Published: 30 January 2013


The objective of present study was to examine the effect of long-chain monounsaturated fatty acids (LC-MUFAs) with chain lengths longer than 18 (i.e., C20:1 and C22:1 isomers combined) on obesity-related metabolic dysfunction and its molecular mechanisms. Type-2 diabetic KK-Ay mice (nā€‰=ā€‰20) were randomly assigned to the 7% soybean oil-diet group (control group) and 4% LC-MUFA concentrate-supplemented-diet group (LC-MUFA group). At 8 weeks on the diet, the results showed that plasma, liver and adipose tissue levels of C20:1 and C22:1 isomers increased significantly with LC-MUFA treatment. Supplementation with LC-MUFAs markedly reduced white fat pad weight as well as adipocyte size in the mice. The levels of plasma free fatty acids, insulin, and leptin concentration in the obese diabetic mice of the LC-MUFA group were also decreased as compared with the mice in the soybean oil-diet control group. Dietary LC-MUFAs significantly increased the mRNA expression of peroxisome proliferator-activated receptor gamma (Pparg), lipoprotein lipase (Lpl), fatty acid transport protein (Fatp), fatty acid translocase/CD36 (Cd36), as well as mRNA expression of genes involved in lipid oxidation such as carnitine palmitoyltransferase-1A (Cpt1a) and citrate synthase (Cs), and decreased the mRNA expression of inflammatory marker serum amyloid A 3 (Saa3) in the adipose tissues of diabetic mice. The results suggest that LC-MUFAs may ameliorate obesity-related metabolic dysfunction partly through increased expression of Pparg as well as its target genes, and decreased inflammatory marker expression in white adipose tissue.

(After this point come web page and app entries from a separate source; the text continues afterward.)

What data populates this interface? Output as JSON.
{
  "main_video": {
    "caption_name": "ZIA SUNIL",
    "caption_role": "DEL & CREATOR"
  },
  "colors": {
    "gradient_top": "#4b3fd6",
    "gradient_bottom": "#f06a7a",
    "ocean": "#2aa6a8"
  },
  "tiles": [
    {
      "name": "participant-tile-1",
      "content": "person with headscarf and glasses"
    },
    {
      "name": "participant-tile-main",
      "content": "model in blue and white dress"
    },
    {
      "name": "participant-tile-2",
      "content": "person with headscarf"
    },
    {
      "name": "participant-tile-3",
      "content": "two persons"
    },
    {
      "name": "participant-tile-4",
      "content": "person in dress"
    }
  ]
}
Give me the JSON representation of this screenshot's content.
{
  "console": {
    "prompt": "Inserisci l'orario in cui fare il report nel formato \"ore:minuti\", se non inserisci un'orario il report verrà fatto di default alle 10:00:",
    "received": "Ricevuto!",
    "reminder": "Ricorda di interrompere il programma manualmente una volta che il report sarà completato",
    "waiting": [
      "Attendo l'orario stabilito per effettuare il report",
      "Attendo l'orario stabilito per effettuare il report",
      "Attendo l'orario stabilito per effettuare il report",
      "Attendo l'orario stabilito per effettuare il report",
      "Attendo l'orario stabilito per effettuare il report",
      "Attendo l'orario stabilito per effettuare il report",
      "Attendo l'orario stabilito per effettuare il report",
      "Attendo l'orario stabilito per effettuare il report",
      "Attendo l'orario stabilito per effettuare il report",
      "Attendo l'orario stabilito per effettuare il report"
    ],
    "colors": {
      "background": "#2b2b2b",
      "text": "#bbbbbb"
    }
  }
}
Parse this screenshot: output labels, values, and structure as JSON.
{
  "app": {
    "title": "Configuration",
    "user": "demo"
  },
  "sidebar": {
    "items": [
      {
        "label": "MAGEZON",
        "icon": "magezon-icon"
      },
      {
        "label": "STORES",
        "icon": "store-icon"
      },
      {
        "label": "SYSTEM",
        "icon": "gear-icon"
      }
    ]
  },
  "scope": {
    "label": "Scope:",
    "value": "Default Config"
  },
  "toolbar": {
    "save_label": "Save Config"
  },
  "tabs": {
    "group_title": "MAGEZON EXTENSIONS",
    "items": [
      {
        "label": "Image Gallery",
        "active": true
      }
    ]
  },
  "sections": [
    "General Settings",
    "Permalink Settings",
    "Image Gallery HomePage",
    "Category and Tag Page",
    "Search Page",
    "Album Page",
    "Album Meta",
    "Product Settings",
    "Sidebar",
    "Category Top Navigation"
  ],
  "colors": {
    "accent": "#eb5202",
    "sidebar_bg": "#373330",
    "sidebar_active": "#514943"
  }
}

Long-chain monounsaturated fatty acids; Type 2 diabetes mellitus; Pparg; Adipose mass